9:30 AM-11:00 AM
We will explore our senses of place and space, as we read the texts the world presents to us, especially those in the built environment and in nature. One of our mottos will be "think outside the box." Hence, some class meetings will be outside the classroom, devoted to observing, drawing, and writing about nature, buildings, and works of art, at campus buildings, statues, and nature sites, as well as at the Japanese garden in Zilker Park, and the state Capitol building and St. Marys cathedral downtown. Discovery learning (also known as active learning and learning by doing), the method emphasized in the college of Natural Sciences, will be our approach. Our specific techniques will be reading and writing in response to basic questions about ourselves and our environments such as: What is this? Where did it come from? Why is it here? And, What does it mean? Many objects will reveal themselves as palimpsests inviting us to trace layers of meaning in them back to various eras and places. For example, questioning fossils in Waller Creek will lead us back to the origins of life on earth and forward to the writings of Darwin and Tennyson and to the contemporary debate about the interpretation of Genesis. The rotundas of the capitol and the Story of Texas museum will lead us, via the internet, to the Pantheon in Rome and thus to Greco-Roman civilization. The carved griffins on the mantle in the Littlefield House will lead us, via the internet, to medieval cathedrals, to Ruskins "The Nature of Gothic," etc.

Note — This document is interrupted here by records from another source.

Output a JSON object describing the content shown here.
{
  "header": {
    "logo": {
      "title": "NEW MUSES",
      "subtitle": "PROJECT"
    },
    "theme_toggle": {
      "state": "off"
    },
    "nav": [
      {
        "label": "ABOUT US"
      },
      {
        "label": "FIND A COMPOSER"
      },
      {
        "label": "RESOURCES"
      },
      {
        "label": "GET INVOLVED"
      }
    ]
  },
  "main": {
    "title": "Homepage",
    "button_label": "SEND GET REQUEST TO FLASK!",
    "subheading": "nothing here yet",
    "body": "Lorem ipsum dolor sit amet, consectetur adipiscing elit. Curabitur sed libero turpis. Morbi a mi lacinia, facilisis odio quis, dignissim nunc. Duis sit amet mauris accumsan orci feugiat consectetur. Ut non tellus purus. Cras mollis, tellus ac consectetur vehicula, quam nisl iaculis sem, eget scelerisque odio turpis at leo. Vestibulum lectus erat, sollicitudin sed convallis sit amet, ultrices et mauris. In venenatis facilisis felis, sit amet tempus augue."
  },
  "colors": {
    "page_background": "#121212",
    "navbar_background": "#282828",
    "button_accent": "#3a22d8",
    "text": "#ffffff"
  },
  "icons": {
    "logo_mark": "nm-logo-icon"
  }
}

About the Professor: Jerome Bump was awarded the Jeanne Holloway Award for undergraduate teaching, the Dad's Association Centennial Teaching Fellowship for instructing freshmen, the Rhodes Centennial Teaching Fellowship for directing the Computer Writing and Research Laboratory (devoted primarily to lower division instruction), and chosen as a Mortor Board Preferred Professor. He is the author of Gerard Manley Hopkins and various essays and reviews. At the moment he particularly interested in writing about nature and architecture, especially gargoyles. For more information consult http://www.cwrl.utexas.edu/~bump/

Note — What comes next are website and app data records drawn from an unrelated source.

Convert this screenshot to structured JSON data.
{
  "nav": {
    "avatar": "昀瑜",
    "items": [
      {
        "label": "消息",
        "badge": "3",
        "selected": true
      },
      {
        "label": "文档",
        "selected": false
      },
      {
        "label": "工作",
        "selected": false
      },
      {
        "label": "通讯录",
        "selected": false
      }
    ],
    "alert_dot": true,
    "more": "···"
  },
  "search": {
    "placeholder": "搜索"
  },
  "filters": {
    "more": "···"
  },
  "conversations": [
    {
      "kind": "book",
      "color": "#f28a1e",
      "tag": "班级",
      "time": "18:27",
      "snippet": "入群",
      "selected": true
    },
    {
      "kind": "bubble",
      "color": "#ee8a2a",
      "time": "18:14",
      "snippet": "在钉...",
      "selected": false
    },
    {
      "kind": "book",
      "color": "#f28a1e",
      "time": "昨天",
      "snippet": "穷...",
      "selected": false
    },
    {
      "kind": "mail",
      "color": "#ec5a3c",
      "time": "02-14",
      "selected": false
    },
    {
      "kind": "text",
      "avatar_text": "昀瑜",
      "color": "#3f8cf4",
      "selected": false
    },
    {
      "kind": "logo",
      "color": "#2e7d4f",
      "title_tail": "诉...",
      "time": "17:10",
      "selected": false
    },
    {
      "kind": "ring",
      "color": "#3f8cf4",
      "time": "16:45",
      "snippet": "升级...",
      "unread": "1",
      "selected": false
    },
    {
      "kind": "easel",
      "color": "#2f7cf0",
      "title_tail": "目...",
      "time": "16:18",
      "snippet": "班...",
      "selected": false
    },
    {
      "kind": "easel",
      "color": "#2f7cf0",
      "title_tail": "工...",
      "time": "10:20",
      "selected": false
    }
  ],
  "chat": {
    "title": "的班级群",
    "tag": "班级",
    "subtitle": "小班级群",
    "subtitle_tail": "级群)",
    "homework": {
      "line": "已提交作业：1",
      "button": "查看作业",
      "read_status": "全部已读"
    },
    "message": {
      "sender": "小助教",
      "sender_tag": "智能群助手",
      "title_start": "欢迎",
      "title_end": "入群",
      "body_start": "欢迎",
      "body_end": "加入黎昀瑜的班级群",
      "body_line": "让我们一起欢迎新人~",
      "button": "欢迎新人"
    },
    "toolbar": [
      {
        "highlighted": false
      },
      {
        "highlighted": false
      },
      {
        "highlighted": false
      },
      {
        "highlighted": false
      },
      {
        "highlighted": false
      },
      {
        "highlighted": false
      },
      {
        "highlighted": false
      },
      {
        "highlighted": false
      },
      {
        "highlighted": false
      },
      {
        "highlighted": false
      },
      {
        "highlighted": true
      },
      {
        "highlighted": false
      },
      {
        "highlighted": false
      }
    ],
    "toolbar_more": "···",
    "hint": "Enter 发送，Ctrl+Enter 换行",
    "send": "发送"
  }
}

50% of the final grade will be determined by the multimedia projects (15% for each first draft, 10% for each revision), 14% by the portfolio; 30% by informal writing; 6 % by class participation. Grades will be reduced for each class day assignments are late. Class participation consists of showing up in class on time, having read the material assigned for that day, and talking about it. One of the goals of the course is better spoken as well as written communication and that requires learning to concentrate and listen when others are speaking.

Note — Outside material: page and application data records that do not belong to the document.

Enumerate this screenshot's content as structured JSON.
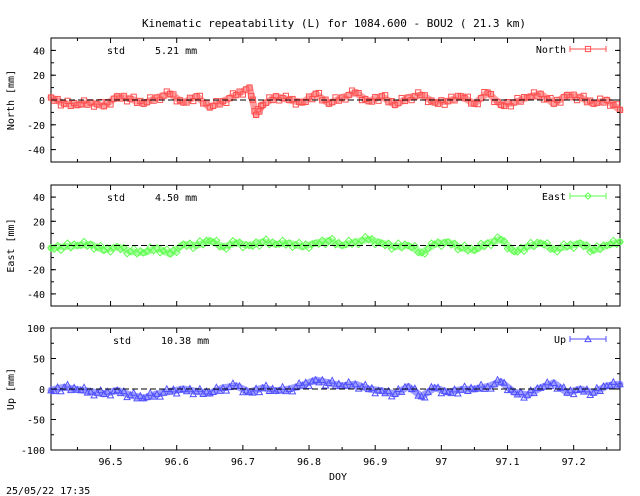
{
  "figure": {
    "title": "Kinematic repeatability (L) for 1084.600 - BOU2  ( 21.3 km)",
    "timestamp": "25/05/22 17:35",
    "xlabel": "DOY"
  },
  "chart_data": [
    {
      "type": "scatter",
      "title": "Kinematic repeatability (L) for 1084.600 - BOU2  ( 21.3 km)",
      "ylabel": "North [mm]",
      "xlabel": "",
      "xlim": [
        96.41,
        97.27
      ],
      "ylim": [
        -50,
        50
      ],
      "yticks": [
        -40,
        -20,
        0,
        20,
        40
      ],
      "xticks": [
        96.5,
        96.6,
        96.7,
        96.8,
        96.9,
        97.0,
        97.1,
        97.2
      ],
      "xtick_labels": [
        "96.5",
        "96.6",
        "96.7",
        "96.8",
        "96.9",
        "97",
        "97.1",
        "97.2"
      ],
      "show_xtick_labels": false,
      "grid": false,
      "legend_position": "top-right",
      "std_label": "std",
      "std_value": "5.21 mm",
      "series": [
        {
          "name": "North",
          "color": "#ff5050",
          "marker": "square",
          "x": [
            96.41,
            96.43,
            96.45,
            96.47,
            96.49,
            96.51,
            96.53,
            96.55,
            96.57,
            96.59,
            96.61,
            96.63,
            96.65,
            96.67,
            96.69,
            96.71,
            96.72,
            96.73,
            96.75,
            96.77,
            96.79,
            96.81,
            96.83,
            96.85,
            96.87,
            96.89,
            96.91,
            96.93,
            96.95,
            96.97,
            96.99,
            97.01,
            97.03,
            97.05,
            97.07,
            97.09,
            97.11,
            97.13,
            97.15,
            97.17,
            97.19,
            97.21,
            97.23,
            97.25,
            97.27
          ],
          "y": [
            2,
            -3,
            -4,
            -2,
            -5,
            3,
            1,
            -3,
            2,
            5,
            -2,
            3,
            -6,
            -1,
            4,
            10,
            -12,
            -4,
            3,
            0,
            -2,
            5,
            -3,
            2,
            6,
            -1,
            3,
            -4,
            2,
            4,
            -2,
            -1,
            3,
            -3,
            6,
            -4,
            -2,
            2,
            5,
            -3,
            4,
            2,
            -3,
            0,
            -8
          ]
        }
      ]
    },
    {
      "type": "scatter",
      "ylabel": "East [mm]",
      "xlabel": "",
      "xlim": [
        96.41,
        97.27
      ],
      "ylim": [
        -50,
        50
      ],
      "yticks": [
        -40,
        -20,
        0,
        20,
        40
      ],
      "xticks": [
        96.5,
        96.6,
        96.7,
        96.8,
        96.9,
        97.0,
        97.1,
        97.2
      ],
      "xtick_labels": [
        "96.5",
        "96.6",
        "96.7",
        "96.8",
        "96.9",
        "97",
        "97.1",
        "97.2"
      ],
      "show_xtick_labels": false,
      "grid": false,
      "legend_position": "top-right",
      "std_label": "std",
      "std_value": "4.50 mm",
      "series": [
        {
          "name": "East",
          "color": "#60ff50",
          "marker": "diamond",
          "x": [
            96.41,
            96.43,
            96.45,
            96.47,
            96.49,
            96.51,
            96.53,
            96.55,
            96.57,
            96.59,
            96.61,
            96.63,
            96.65,
            96.67,
            96.69,
            96.71,
            96.73,
            96.75,
            96.77,
            96.79,
            96.81,
            96.83,
            96.85,
            96.87,
            96.89,
            96.91,
            96.93,
            96.95,
            96.97,
            96.99,
            97.01,
            97.03,
            97.05,
            97.07,
            97.09,
            97.11,
            97.13,
            97.15,
            97.17,
            97.19,
            97.21,
            97.23,
            97.25,
            97.27
          ],
          "y": [
            -2,
            -1,
            0,
            1,
            -4,
            -1,
            -5,
            -6,
            -2,
            -7,
            1,
            0,
            4,
            -1,
            2,
            0,
            3,
            1,
            2,
            -1,
            2,
            4,
            0,
            3,
            5,
            2,
            -1,
            0,
            -6,
            1,
            3,
            -2,
            -4,
            2,
            5,
            -5,
            -1,
            2,
            -3,
            -1,
            2,
            -4,
            0,
            3
          ]
        }
      ]
    },
    {
      "type": "scatter",
      "ylabel": "Up [mm]",
      "xlabel": "DOY",
      "xlim": [
        96.41,
        97.27
      ],
      "ylim": [
        -100,
        100
      ],
      "yticks": [
        -100,
        -50,
        0,
        50,
        100
      ],
      "xticks": [
        96.5,
        96.6,
        96.7,
        96.8,
        96.9,
        97.0,
        97.1,
        97.2
      ],
      "xtick_labels": [
        "96.5",
        "96.6",
        "96.7",
        "96.8",
        "96.9",
        "97",
        "97.1",
        "97.2"
      ],
      "show_xtick_labels": true,
      "grid": false,
      "legend_position": "top-right",
      "std_label": "std",
      "std_value": "10.38 mm",
      "series": [
        {
          "name": "Up",
          "color": "#5050ff",
          "marker": "triangle",
          "x": [
            96.41,
            96.43,
            96.45,
            96.47,
            96.49,
            96.51,
            96.53,
            96.55,
            96.57,
            96.59,
            96.61,
            96.63,
            96.65,
            96.67,
            96.69,
            96.71,
            96.73,
            96.75,
            96.77,
            96.79,
            96.81,
            96.83,
            96.85,
            96.87,
            96.89,
            96.91,
            96.93,
            96.95,
            96.97,
            96.99,
            97.01,
            97.03,
            97.05,
            97.07,
            97.09,
            97.11,
            97.13,
            97.15,
            97.17,
            97.19,
            97.21,
            97.23,
            97.25,
            97.27
          ],
          "y": [
            -2,
            3,
            -1,
            -4,
            -8,
            -2,
            -10,
            -15,
            -8,
            -4,
            0,
            -4,
            -7,
            2,
            5,
            -5,
            2,
            -3,
            0,
            6,
            15,
            10,
            5,
            8,
            0,
            -3,
            -8,
            4,
            -12,
            2,
            -5,
            -1,
            0,
            4,
            12,
            -5,
            -10,
            2,
            10,
            -6,
            0,
            -6,
            5,
            8
          ]
        }
      ]
    }
  ]
}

Writing Skills Handbook, Charles Bazerman Selections from: The Bible, Theocritus, Virgil, Wordsworth, Pugin, Tennyson, Darwin, Dickens, Hugo, Ruskin, Arnold, Hopkins, Pater, Lawrence, Forster, Dobie, Jones, Graves, Harrigan, Taniguchi, Oliphant, Barney, Lopez, and others. Longer works will be selected for the second semester, in consultation with the students.